"With this same hand eight years ago I greeted Bush. I want to be your friend," the release quoted the Venezuelan president as saying as he shook Obama's hands.
According to the ministry, the US president expressed his gratitude to the Venezuelan leader.
The Venezuelan president expelled the US ambassador to Venezuela in September last year and immediately recalled his ambassador from Washington.
Chavez has frequently said that he was prepared to "reset" relations between his country and the United States based on "mutual respect and equality".
On Thursday, the Venezuelan leader hosted his own Summit of the Bolivarian Alternative for the Americas, known as ALBA in Spanish, an initiative to the stalled US-endorsed Free Trade Area of the Americas (FTAA).
ALBA members include Bolivia, Cuba, Dominica, Honduras, Nicaragua and Venezuela.
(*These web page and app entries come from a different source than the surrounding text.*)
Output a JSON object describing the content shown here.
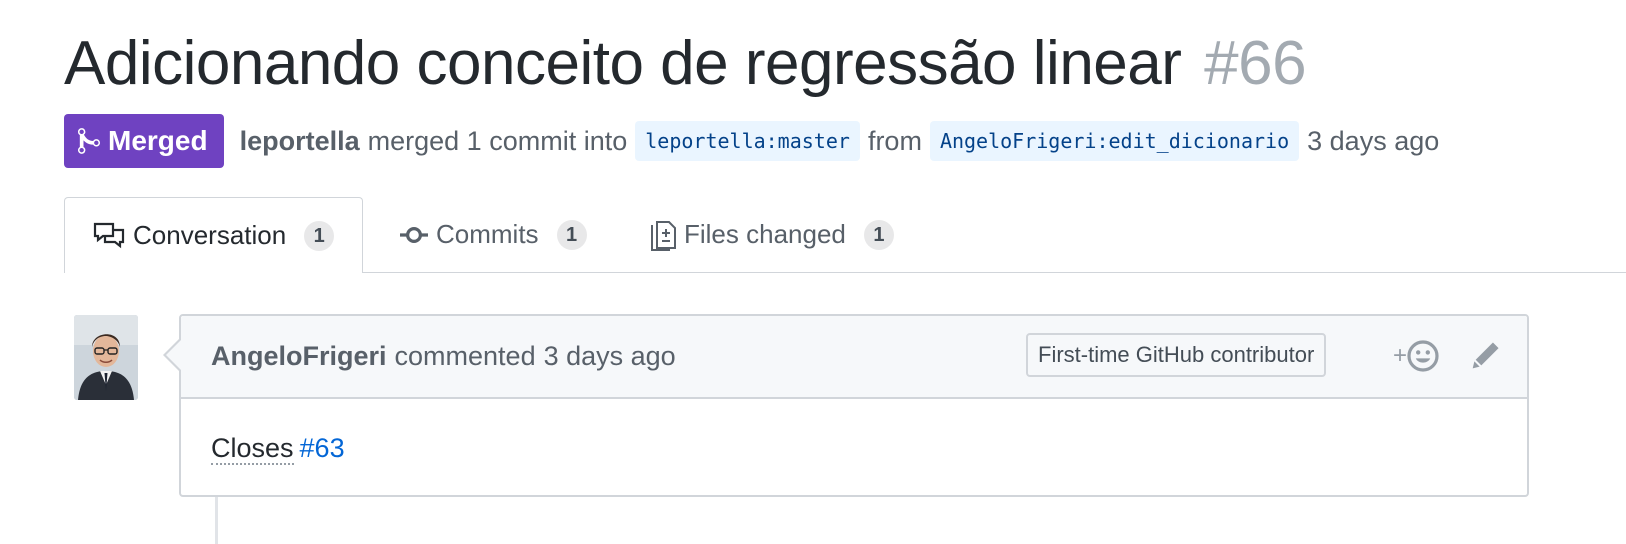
{
  "pull_request": {
    "title": "Adicionando conceito de regressão linear",
    "number": "#66",
    "state": "Merged",
    "state_icon": "git-merge-icon",
    "author": "leportella",
    "action_text": "merged 1 commit into",
    "base_branch": "leportella:master",
    "from_text": "from",
    "head_branch": "AngeloFrigeri:edit_dicionario",
    "time": "3 days ago"
  },
  "tabs": [
    {
      "label": "Conversation",
      "count": "1",
      "icon": "comment-discussion-icon",
      "selected": true
    },
    {
      "label": "Commits",
      "count": "1",
      "icon": "git-commit-icon",
      "selected": false
    },
    {
      "label": "Files changed",
      "count": "1",
      "icon": "file-diff-icon",
      "selected": false
    }
  ],
  "comment": {
    "author": "AngeloFrigeri",
    "action": "commented",
    "time": "3 days ago",
    "label": "First-time GitHub contributor",
    "reaction_plus": "+",
    "reaction_icon": "smiley-icon",
    "edit_icon": "pencil-icon",
    "body_text": "Closes",
    "body_link": "#63"
  },
  "colors": {
    "merged": "#6f42c1",
    "link": "#0366d6",
    "branch_bg": "#eaf5ff",
    "branch_text": "#044289"
  }
}
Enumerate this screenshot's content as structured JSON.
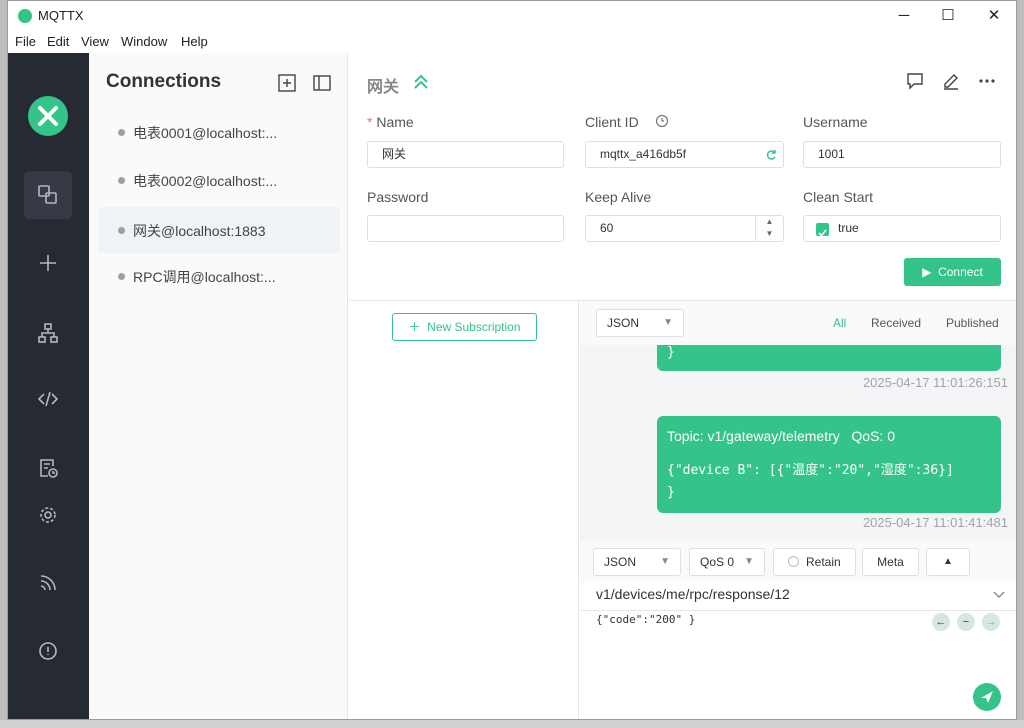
{
  "window": {
    "title": "MQTTX",
    "minimize": "─",
    "maximize": "☐",
    "close": "✕"
  },
  "menu": [
    "File",
    "Edit",
    "View",
    "Window",
    "Help"
  ],
  "sidebar": {
    "title": "Connections",
    "items": [
      {
        "label": "电表0001@localhost:..."
      },
      {
        "label": "电表0002@localhost:..."
      },
      {
        "label": "网关@localhost:1883"
      },
      {
        "label": "RPC调用@localhost:..."
      }
    ]
  },
  "connection": {
    "name": "网关",
    "fields": {
      "name_label": "Name",
      "name_value": "网关",
      "clientid_label": "Client ID",
      "clientid_value": "mqttx_a416db5f",
      "username_label": "Username",
      "username_value": "1001",
      "password_label": "Password",
      "password_value": "",
      "keepalive_label": "Keep Alive",
      "keepalive_value": "60",
      "cleanstart_label": "Clean Start",
      "cleanstart_value": "true"
    },
    "required_mark": "*",
    "connect_label": "Connect"
  },
  "subscriptions": {
    "new_label": "New Subscription"
  },
  "messages": {
    "format": "JSON",
    "filters": {
      "all": "All",
      "received": "Received",
      "published": "Published"
    },
    "items": [
      {
        "topic": "",
        "qos": "",
        "body": "}",
        "time": "2025-04-17 11:01:26:151"
      },
      {
        "topic": "Topic: v1/gateway/telemetry",
        "qos": "QoS: 0",
        "body": "{\"device B\": [{\"温度\":\"20\",\"湿度\":36}]\n}",
        "time": "2025-04-17 11:01:41:481"
      }
    ]
  },
  "publish": {
    "format": "JSON",
    "qos": "QoS 0",
    "retain": "Retain",
    "meta": "Meta",
    "topic": "v1/devices/me/rpc/response/12",
    "payload": "{\"code\":\"200\" }"
  },
  "colors": {
    "accent": "#34c388",
    "rail": "#262a32"
  }
}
St Vincent and the Grenadines has also requested membership in ALBA.
That meeting ended with ALBA member states signing a joint declaration which described the draft declaration of the Fifth Summit of the Americas as "unacceptable" for failing to address the world financial crisis and "unfairly" excluding Cuba from the meeting here in Port of Spain.
"We believe that there is no consensus to adopt the draft declaration and we propose an in-depth debate on its contents," said Chavez, a strong critic of the United States.
At the opening session of the Fifth Summit of the Americas, Obama said his government would like to see "engagement" between the United States and the countries of the region based on "common interest".